Table of Contents

Acknowledgmentsp. vii
Introductionp. ix
Chapter 1 A Young Slave Named Cathy Williamsp. 1
Chapter 2 The Civil War Descends upon the Landp. 30
Chapter 3 New Challenge in the Eastern Theaterp. 59
Chapter 4 Triumph of the Spirit: First Female Buffalo Soldierp. 66
Chapter 5 A Distinguished Legacy Perpetuatedp. 80
Chapter 6 The Buffalo Soldiersp. 89
Chapter 7 Racial Clash at Fort Cummingsp. 141
Chapter 8 Winter Campaign against the Apachep. 156
Chapter 9 Final Service in the Southwestp. 171
Chapter 10 On Her Own Once Againp. 184
Appendix "Cathy Williams' Story" as published in the January 2, 1876 St. Louis Daily Timesp. 222
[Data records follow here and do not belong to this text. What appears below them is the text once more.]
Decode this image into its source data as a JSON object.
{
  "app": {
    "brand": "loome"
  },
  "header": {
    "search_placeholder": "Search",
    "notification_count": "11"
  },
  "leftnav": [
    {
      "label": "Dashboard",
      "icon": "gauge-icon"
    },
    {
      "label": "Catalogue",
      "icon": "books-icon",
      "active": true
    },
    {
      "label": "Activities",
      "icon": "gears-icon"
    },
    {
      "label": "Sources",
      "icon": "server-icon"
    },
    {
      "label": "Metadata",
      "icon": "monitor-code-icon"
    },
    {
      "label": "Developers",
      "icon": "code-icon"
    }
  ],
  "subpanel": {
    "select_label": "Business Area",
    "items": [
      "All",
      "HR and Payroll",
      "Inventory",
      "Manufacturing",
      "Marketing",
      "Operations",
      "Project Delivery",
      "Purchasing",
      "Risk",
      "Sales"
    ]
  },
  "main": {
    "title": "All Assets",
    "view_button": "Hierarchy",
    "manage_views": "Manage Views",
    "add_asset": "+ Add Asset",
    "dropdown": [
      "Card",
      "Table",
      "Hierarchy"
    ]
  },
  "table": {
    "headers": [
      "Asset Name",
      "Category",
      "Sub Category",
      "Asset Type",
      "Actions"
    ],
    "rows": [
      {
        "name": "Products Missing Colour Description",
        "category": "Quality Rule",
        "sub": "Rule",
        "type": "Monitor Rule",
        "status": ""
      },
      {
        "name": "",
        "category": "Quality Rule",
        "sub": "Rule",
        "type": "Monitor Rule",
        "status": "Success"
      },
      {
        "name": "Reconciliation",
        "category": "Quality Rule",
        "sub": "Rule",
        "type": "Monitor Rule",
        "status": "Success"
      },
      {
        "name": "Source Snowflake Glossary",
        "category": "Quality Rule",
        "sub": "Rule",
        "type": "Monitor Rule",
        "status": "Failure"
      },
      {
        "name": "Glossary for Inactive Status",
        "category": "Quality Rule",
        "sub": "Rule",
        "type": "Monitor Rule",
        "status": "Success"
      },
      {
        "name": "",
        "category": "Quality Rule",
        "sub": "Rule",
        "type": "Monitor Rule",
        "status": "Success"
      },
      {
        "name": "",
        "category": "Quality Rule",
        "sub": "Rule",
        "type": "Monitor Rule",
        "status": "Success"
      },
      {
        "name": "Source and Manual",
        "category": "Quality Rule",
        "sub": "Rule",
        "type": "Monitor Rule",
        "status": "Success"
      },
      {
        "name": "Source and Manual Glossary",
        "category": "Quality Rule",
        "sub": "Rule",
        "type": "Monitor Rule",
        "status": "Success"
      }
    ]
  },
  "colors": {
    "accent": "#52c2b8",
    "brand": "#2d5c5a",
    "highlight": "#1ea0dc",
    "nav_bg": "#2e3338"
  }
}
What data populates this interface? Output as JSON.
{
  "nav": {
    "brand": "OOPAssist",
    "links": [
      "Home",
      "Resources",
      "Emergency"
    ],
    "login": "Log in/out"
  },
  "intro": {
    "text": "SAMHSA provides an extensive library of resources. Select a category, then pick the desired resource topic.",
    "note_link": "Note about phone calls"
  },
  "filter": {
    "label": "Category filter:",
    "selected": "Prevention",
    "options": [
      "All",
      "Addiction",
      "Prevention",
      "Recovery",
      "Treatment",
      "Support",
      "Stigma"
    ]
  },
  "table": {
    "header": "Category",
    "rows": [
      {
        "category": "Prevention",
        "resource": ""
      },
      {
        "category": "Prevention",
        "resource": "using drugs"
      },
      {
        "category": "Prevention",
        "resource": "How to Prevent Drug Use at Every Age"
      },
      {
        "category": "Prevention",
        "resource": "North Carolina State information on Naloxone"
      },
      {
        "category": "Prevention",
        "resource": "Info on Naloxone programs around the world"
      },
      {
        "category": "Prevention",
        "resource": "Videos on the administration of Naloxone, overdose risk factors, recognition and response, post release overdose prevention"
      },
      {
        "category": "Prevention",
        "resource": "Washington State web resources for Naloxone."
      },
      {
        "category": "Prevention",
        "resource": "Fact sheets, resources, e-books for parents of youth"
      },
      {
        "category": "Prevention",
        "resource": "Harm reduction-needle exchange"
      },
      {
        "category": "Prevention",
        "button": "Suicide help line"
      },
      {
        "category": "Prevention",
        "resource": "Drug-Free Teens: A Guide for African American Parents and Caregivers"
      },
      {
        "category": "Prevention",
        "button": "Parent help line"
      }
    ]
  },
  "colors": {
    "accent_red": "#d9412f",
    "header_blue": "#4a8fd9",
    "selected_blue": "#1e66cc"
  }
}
Notesp. 224
Bibliographyp. 241
Indexp. 252